Cite as: https://hdl.handle.net/11858/00-001M-0000-0013-3F16-4
About one-fifth of all the world’s languages are spoken in present day Australia, New Guinea, and surrounding islands. This corresponds to the boundaries of the ancient continent of Sahul, which broke up due to rising sea levels about 9000 years before present. The distribution of languages in this region conveys information about the population history. The recent migration of the Austronesian speakers can be traced with precision, but the histories of the Papuan and Australian language speakers are considerably more difficult to reconstruct. The speakers of these languages are presumably descendants of the first migrations into Sahul, and their languages have been subject to many millennia of dispersal and contact.
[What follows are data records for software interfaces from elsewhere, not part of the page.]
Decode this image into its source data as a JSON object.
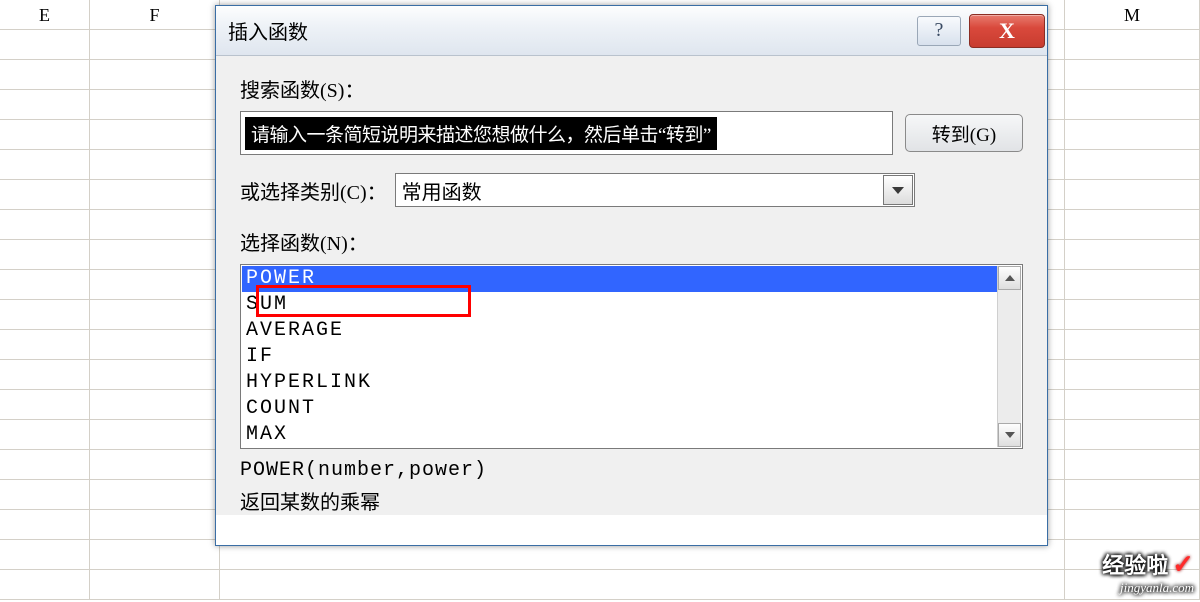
{
  "spreadsheet": {
    "columns": [
      "E",
      "F",
      "M"
    ]
  },
  "dialog": {
    "title": "插入函数",
    "help_glyph": "?",
    "close_glyph": "X",
    "search_label": "搜索函数(S)：",
    "search_placeholder": "请输入一条简短说明来描述您想做什么，然后单击“转到”",
    "go_label": "转到(G)",
    "category_label": "或选择类别(C)：",
    "category_value": "常用函数",
    "select_label": "选择函数(N)：",
    "functions": [
      "POWER",
      "SUM",
      "AVERAGE",
      "IF",
      "HYPERLINK",
      "COUNT",
      "MAX"
    ],
    "selected_function": "POWER",
    "signature": "POWER(number,power)",
    "description": "返回某数的乘幂"
  },
  "watermark": {
    "line1": "经验啦",
    "check": "✓",
    "line2": "jingyanla.com"
  }
}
Due to the antiquity of these language families, there is insufficient lexical evidence to reconstruct their histories. We instead use abstract structural features as the basis for population level historical inference, modeling language change as dual process of inheritance and horizontal diffusion. We use a Bayesian phylogenetic clustering method, originally developed for investigating recombining genetic material, to infer the likely contribution of different linguistic lineages to the current diversity of languages. This analysis identifies 10 or 11 ancestral language populations, some of which can be identified with previously known phylogenetic groups (language families or subgroups), and some of which have not previously been proposed. The results show traces of early dispersals, suggest details of (long hypothesized, never before demonstrated) ancient connections between Australian languages and some Papuan groups.